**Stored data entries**
⟨

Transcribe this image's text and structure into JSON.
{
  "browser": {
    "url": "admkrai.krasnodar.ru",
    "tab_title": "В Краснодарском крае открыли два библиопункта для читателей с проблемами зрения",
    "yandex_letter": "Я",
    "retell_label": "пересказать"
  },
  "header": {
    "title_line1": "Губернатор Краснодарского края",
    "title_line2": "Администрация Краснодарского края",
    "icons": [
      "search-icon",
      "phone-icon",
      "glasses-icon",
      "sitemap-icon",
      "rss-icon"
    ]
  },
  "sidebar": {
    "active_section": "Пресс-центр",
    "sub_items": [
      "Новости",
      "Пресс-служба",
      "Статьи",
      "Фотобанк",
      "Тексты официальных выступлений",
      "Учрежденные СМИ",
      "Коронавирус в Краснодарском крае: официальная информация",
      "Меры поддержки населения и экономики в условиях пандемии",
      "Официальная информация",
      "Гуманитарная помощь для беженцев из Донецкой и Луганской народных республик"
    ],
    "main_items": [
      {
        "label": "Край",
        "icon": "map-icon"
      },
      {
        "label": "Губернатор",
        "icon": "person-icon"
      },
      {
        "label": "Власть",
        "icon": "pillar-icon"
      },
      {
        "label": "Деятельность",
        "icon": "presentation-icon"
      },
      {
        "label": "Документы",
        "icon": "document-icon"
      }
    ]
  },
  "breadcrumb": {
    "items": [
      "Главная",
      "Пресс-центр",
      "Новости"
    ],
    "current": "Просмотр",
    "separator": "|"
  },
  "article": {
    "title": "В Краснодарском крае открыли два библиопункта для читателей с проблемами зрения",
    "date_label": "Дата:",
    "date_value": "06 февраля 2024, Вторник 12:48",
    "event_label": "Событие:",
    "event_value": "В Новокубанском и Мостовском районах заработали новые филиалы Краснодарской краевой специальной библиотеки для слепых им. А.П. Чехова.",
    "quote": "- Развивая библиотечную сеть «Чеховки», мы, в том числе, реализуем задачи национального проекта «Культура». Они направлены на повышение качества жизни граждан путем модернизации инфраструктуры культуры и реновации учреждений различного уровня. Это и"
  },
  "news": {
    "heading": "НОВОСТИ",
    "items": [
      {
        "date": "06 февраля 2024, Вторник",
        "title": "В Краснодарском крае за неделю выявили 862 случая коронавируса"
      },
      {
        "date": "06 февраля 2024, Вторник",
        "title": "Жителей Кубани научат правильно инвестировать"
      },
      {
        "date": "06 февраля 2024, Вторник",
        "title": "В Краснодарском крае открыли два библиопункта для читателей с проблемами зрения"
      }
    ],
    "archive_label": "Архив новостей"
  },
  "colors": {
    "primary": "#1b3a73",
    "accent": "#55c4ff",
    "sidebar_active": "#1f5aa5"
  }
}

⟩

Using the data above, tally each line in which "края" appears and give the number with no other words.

2